« Reply #13 on: February 13, 2018, 09:07:14 PM »
A forum member asked me some questions about the use of the scope, and I figured this ramble was worth sharing so others can read it:

An oscilloscope is basically like a time-variable voltmeter ... so you hook it up to a circuit as if you were measuring voltages. Typically, you put the black lead on ground and the red lead on whatever signal you want to test, although I can imagine less-common circumstances where the black lead would be somewhere other than ground, like if you measured the voltage across a component. Also like a voltmeter, you're fairly unlikely to break anything by probing the circuit, especially at 9V. Just try not to accidentally short two parts of the circuit together - this can be easy when probing IC pins. A real oscilloscope probe, which has a very narrow spring clip on the positive end, is useful.

The main subtlety of an oscilloscope is getting it to trigger properly. This means where it starts the sweep across the screen. Imagine you are looking at a repetitive signal like a sine or square wave. If the scope triggers at the same point on the wave every cycle, then the trace on the screen will look stationary. But if it isn't triggering at the same place, the trace will move or wobble, like an old analog TV that is getting bad reception (it's the same principle).  This scope has an auto trigger, and a manual setting where you can adjust the trigger level and whether it triggers on an up or down slope. You have to kind of fool around with it to get used to triggering.

If your input signal is transient, like a guitar strum, or has a lot of harmonic content, then it often won't trigger cleanly, but you should still see the signal rise and decline.

What kind of signal you put in depends on what kind of circuit and what parts of it you are trying to test.  For example, to check that the LFO of a phaser is actually varying, you would put the red test lead on the place where the LFO outputs to the rest of the circuit. You don't even need an audio input signal for that, since the LFO should be running regardless of audio input.

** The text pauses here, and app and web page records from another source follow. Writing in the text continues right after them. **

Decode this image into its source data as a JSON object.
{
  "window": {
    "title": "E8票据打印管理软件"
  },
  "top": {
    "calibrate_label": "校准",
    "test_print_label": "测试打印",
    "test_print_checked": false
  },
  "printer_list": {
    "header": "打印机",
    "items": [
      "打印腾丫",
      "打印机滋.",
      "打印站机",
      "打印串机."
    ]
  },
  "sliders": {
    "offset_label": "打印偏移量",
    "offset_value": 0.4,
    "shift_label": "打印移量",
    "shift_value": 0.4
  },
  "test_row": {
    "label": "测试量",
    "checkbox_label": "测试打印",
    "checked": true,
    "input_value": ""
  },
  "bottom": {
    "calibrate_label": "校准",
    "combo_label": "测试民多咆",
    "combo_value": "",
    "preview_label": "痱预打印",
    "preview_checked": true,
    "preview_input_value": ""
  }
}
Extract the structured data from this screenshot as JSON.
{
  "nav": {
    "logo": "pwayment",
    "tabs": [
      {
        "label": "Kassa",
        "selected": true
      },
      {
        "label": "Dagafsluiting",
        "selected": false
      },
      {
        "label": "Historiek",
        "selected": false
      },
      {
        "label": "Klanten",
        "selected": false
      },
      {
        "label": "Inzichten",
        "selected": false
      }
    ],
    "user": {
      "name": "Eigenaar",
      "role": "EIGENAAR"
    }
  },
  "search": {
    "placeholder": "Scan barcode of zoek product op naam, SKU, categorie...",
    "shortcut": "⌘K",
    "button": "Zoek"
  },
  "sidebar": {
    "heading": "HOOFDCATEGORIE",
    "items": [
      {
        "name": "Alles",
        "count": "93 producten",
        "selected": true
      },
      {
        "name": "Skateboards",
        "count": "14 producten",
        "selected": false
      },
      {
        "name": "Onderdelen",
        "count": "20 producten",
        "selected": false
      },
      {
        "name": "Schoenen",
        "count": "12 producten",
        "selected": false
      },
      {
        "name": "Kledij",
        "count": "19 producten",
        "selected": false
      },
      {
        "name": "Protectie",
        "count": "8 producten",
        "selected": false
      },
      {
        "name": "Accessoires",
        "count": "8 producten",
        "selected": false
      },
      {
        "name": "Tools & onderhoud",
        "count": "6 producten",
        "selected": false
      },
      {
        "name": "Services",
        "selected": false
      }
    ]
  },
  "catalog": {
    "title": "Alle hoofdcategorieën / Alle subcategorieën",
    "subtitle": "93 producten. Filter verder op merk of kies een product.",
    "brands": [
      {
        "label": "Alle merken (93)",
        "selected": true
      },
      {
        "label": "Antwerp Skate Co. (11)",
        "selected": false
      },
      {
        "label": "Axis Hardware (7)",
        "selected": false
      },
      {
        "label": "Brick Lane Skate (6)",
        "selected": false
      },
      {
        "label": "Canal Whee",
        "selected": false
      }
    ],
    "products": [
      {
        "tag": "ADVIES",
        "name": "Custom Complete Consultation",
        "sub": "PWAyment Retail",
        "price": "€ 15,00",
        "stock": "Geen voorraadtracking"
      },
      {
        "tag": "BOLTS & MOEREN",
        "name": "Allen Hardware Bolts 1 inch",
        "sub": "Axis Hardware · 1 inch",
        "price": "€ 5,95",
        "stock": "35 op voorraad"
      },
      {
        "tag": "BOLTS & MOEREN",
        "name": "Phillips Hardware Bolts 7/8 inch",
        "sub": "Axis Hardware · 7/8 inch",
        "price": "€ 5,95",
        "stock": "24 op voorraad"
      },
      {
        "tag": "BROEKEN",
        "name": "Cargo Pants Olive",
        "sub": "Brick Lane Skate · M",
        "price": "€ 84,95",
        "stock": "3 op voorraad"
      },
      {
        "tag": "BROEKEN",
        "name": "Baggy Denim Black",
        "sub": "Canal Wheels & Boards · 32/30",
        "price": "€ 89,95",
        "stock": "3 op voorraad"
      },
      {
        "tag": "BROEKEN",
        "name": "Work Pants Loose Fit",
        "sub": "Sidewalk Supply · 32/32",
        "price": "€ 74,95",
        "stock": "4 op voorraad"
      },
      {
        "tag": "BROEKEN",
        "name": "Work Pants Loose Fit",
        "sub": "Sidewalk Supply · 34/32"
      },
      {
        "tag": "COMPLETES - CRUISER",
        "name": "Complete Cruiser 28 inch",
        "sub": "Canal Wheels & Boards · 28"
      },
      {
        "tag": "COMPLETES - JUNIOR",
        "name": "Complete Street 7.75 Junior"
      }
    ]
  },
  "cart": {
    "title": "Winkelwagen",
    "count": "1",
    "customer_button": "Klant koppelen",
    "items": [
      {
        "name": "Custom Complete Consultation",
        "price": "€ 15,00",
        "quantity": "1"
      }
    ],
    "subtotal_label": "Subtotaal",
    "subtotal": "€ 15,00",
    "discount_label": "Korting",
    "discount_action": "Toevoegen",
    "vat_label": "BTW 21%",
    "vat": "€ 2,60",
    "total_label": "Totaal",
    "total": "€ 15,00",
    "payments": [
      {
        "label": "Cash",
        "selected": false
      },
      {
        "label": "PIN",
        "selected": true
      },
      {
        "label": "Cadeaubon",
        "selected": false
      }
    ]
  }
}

If you had a dual-channel scope, you could send a waveform into the audio input and use the scope to look at the input audio signal and the phase-shifted audio signal to watch the phase-shift between the two, but that is a level-up of sophistication.

On the other hand, for a compressor, there is usually a sidechain that rectifies the input signal to generate an envelope, and uses that as a control voltage to control the gain of an amplifier. So there you might want to use an actual guitar strum as the input audio signal and use the scope to probe the control voltage. It should vary with the attack of the guitar strum. If you put in a constant waveform at the audio input, the control voltage will probably be constant. But if you turn the amplitude of the waveform up and down, you will hopefully see the control voltage from the sidechain also vary.

For applications like the LFO or the compressor envelope, where you're looking at a signal that varies maybe a few times a second, use the DC mode of the scope, but for looking at audio frequency signals, you can use AC mode (which blocks slow signals with a capacitor).

joltjrs

  • Diode Destroyer
  • *
  • Posts: 24
  • covered smothered and capped
    • View Profile
Re: DIY oscilloscope kit build report
« Reply #14 on: February 14, 2018, 01:47:16 PM »
for 20 bucks you can't beat that with a stick. i'm from the auto world so i'll just break out my snapon vantage pro. cool shit though. 8)